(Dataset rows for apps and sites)
◇ ◇ ◇

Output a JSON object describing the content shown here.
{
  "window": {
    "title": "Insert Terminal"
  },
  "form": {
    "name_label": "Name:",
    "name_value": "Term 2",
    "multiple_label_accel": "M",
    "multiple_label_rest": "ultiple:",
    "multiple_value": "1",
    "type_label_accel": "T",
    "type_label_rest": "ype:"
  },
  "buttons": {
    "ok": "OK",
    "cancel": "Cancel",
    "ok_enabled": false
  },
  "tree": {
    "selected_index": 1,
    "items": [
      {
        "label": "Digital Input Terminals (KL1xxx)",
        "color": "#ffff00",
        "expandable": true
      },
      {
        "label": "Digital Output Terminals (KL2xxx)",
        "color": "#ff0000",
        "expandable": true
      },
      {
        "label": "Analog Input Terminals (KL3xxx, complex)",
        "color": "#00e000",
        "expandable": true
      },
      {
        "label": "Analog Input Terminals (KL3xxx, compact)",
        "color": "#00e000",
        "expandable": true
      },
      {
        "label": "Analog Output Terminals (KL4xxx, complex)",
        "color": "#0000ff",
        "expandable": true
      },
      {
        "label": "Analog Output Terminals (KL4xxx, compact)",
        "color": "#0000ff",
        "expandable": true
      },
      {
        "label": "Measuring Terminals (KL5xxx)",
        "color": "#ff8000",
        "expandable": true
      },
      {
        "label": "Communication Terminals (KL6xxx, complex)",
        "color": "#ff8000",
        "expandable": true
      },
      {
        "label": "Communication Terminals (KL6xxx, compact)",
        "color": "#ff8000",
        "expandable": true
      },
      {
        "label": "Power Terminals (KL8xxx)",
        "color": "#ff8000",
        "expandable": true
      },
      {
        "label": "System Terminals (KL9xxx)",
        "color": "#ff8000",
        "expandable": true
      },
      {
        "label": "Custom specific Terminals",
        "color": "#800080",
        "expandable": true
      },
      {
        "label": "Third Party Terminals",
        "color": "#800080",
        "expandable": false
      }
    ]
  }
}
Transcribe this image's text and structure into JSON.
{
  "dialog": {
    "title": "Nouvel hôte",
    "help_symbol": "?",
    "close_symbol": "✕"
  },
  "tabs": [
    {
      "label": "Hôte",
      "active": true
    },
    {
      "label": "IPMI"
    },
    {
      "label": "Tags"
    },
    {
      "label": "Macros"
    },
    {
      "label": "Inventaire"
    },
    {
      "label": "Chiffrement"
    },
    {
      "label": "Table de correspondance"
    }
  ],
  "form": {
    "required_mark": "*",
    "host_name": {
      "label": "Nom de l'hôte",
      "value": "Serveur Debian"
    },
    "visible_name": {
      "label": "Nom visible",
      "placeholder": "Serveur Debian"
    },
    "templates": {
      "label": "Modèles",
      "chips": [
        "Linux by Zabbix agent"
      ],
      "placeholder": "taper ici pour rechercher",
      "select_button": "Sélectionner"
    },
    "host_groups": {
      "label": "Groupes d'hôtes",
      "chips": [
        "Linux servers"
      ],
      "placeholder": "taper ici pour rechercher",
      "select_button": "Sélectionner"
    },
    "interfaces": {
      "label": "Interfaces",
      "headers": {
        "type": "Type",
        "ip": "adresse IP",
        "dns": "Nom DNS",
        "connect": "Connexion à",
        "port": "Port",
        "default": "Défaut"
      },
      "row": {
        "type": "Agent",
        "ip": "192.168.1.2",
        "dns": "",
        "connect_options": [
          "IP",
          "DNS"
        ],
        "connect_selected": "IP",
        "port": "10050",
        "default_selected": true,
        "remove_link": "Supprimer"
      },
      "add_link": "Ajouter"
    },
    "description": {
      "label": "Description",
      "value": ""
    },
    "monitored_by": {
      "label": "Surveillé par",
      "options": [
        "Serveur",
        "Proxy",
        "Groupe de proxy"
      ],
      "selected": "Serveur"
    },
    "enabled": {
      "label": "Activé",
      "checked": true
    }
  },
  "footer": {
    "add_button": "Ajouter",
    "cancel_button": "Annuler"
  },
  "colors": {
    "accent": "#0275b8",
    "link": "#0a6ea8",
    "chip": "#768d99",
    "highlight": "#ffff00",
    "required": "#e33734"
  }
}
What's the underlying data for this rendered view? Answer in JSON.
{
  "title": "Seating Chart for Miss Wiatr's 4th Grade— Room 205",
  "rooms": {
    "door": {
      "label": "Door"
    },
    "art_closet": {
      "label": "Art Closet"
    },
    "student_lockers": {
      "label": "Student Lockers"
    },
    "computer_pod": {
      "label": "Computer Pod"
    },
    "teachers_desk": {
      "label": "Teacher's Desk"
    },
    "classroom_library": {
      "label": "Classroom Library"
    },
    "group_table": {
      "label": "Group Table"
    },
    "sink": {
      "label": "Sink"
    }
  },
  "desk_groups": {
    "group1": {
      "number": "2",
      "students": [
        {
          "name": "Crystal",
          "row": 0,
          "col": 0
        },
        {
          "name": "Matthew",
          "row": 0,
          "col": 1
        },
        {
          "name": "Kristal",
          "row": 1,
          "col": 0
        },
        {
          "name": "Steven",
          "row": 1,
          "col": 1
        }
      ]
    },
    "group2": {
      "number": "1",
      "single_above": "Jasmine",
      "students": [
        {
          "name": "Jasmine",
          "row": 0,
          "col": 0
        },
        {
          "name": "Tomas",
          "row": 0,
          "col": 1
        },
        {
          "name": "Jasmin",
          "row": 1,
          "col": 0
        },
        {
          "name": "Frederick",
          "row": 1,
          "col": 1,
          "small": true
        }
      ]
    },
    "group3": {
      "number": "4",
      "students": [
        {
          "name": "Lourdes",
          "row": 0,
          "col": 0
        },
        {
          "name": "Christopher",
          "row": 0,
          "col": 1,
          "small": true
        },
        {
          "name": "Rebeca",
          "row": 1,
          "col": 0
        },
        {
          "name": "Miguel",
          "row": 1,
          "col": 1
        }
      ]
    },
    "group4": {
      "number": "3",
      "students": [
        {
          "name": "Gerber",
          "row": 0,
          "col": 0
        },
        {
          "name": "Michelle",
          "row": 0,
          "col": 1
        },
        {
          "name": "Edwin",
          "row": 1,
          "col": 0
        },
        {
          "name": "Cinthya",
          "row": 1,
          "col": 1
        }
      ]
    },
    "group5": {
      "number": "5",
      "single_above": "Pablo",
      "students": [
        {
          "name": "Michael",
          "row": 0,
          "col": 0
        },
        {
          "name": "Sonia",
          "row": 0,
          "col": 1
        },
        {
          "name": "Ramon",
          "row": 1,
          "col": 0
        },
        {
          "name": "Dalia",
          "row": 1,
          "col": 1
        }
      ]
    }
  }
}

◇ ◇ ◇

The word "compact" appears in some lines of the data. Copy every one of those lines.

        "label": "Analog Input Terminals (KL3xxx, compact)",
        "label": "Analog Output Terminals (KL4xxx, compact)",
        "label": "Communication Terminals (KL6xxx, compact)",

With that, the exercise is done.